Exercise prompt -
Restate all entries exactly.

——

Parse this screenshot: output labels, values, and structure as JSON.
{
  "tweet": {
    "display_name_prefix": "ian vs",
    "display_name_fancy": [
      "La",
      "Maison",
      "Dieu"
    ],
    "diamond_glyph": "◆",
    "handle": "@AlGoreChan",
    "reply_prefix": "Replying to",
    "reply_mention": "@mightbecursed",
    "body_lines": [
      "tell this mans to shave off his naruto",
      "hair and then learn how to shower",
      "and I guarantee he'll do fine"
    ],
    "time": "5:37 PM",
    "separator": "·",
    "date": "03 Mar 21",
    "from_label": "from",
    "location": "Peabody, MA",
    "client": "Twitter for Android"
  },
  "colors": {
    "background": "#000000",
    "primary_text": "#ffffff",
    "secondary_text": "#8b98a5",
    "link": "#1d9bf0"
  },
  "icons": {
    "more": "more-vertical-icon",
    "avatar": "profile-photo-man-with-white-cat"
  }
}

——

Exercise response -
Parse this screenshot: output labels, values, and structure as JSON.
{
  "tweet": {
    "display_name_prefix": "ian vs",
    "display_name_fancy": [
      "La",
      "Maison",
      "Dieu"
    ],
    "diamond_glyph": "◆",
    "handle": "@AlGoreChan",
    "reply_prefix": "Replying to",
    "reply_mention": "@mightbecursed",
    "body_lines": [
      "tell this mans to shave off his naruto",
      "hair and then learn how to shower",
      "and I guarantee he'll do fine"
    ],
    "time": "5:37 PM",
    "separator": "·",
    "date": "03 Mar 21",
    "from_label": "from",
    "location": "Peabody, MA",
    "client": "Twitter for Android"
  },
  "colors": {
    "background": "#000000",
    "primary_text": "#ffffff",
    "secondary_text": "#8b98a5",
    "link": "#1d9bf0"
  },
  "icons": {
    "more": "more-vertical-icon",
    "avatar": "profile-photo-man-with-white-cat"
  }
}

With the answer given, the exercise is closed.